Allaire touted his work completing languishing projects, including the town pool and a new park. He vowed to move forward with economic development proposals and marketing the city to new businesses and residents.
His opponent isn't bringing up the refugee issue either. Michel Messier, a fiscal conservative, said he's running to lower property taxes and improve town roads. When Messier learned of last year's 12 percent hike in town property taxes, he jumped into the race. He's also running for town treasurer.
"No one has brought [the refugee issue] to my direct attention," he said, though the issue caused a bitter divide in the city.
Residents' main concerns? "The taxes and the condition of the roads," Messier said.
Allaire, too, said Rutland residents have moved on — partly because President Donald Trump effectively halted Louras' plan to bring the refugees.
Barre City Council candidate Sue Higby is using the funnies to garner support. The executive director of Studio Place Arts in Barre has teamed up with cartoonist Robert Brunelle to campaign with comics.

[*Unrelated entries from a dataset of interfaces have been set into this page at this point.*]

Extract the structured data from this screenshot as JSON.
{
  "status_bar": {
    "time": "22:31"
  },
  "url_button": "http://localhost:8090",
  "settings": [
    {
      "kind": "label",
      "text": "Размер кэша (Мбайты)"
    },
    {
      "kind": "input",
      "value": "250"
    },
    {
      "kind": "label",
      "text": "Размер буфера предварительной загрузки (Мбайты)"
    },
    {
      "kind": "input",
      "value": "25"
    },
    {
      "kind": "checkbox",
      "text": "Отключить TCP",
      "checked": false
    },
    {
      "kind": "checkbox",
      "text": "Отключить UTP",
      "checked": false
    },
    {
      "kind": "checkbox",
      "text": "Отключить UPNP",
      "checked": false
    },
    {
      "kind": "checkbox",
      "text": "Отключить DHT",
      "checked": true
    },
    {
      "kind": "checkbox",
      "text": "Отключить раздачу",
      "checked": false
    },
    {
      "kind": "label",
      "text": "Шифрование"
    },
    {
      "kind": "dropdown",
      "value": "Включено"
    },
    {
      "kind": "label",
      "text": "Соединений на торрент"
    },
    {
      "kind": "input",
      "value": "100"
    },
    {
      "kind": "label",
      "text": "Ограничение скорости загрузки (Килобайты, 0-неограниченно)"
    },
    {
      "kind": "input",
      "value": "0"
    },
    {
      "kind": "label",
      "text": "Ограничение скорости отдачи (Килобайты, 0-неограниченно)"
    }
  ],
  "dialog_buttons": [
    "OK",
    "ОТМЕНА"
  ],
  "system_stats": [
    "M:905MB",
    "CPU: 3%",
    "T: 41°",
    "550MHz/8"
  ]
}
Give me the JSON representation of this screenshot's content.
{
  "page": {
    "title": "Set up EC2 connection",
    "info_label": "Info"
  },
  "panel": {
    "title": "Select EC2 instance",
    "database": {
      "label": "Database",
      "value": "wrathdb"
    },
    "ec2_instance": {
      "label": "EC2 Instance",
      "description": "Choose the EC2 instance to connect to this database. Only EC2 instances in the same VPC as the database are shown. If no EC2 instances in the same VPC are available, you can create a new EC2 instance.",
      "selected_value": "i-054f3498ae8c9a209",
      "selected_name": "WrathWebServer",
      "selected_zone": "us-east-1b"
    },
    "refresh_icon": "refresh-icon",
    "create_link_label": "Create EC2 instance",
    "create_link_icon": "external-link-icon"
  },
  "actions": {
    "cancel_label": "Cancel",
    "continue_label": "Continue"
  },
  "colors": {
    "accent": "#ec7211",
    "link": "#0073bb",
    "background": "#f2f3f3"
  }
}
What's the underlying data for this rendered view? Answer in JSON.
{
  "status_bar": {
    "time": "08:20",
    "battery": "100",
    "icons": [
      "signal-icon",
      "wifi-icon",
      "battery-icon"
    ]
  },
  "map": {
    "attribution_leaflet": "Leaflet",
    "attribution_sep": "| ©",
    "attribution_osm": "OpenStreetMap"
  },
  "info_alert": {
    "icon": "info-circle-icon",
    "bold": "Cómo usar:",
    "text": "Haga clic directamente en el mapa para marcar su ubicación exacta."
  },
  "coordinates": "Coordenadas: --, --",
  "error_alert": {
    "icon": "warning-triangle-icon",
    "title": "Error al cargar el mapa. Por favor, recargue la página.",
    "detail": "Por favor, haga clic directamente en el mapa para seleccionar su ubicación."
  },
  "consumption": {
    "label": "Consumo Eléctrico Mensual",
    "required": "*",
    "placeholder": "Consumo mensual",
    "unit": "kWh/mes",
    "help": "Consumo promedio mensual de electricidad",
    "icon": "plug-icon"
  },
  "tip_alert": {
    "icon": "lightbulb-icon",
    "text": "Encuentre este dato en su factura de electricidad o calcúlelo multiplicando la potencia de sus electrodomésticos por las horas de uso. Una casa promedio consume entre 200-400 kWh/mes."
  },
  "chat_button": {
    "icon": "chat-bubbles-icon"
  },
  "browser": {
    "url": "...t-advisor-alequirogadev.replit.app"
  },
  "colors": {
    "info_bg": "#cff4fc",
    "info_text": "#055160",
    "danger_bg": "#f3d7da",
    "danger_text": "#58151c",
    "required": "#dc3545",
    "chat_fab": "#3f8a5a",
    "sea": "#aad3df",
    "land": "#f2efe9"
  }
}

The incumbent has released three "Sue Says" strips. They justify Higby's "no" vote on a local teen center, discuss her plan for the town's vacant homes and thank city employees for their work.
"I decided that cartoons were a way to reach people with snippets of really important information that would actually be read," she said.
The second-term incumbent is facing a challenge from John Steinman, who also ran an unsuccessful campaign for the legislature last November.
The cartoons, Higby said, keep voters interested and the tone of the campaign lighthearted. "I tend not to take myself too seriously," she said.
Williston voters will decide on whether to eliminate the position of poundkeeper. But they shouldn't worry about stray dogs running wild at Taft Corners, Town Manager Rick McGuire said.
The town doesn't have a pound, and the position has been vacant for the 21 years that McGuire has worked for Williston.
The police department contracts with a private service in Colchester to pick up and shelter stray dogs. Abolishing the poundkeeper job is more bureaucratic than political, McGuire said: "It doesn't make sense to have that requirement in the town charter."
Williston voters have previously agreed to remove the posts of "inspector of lumber, shingles and wood" and "weighers of coal."
McGuire expects this measure to pass easily. But, he added, "You never know."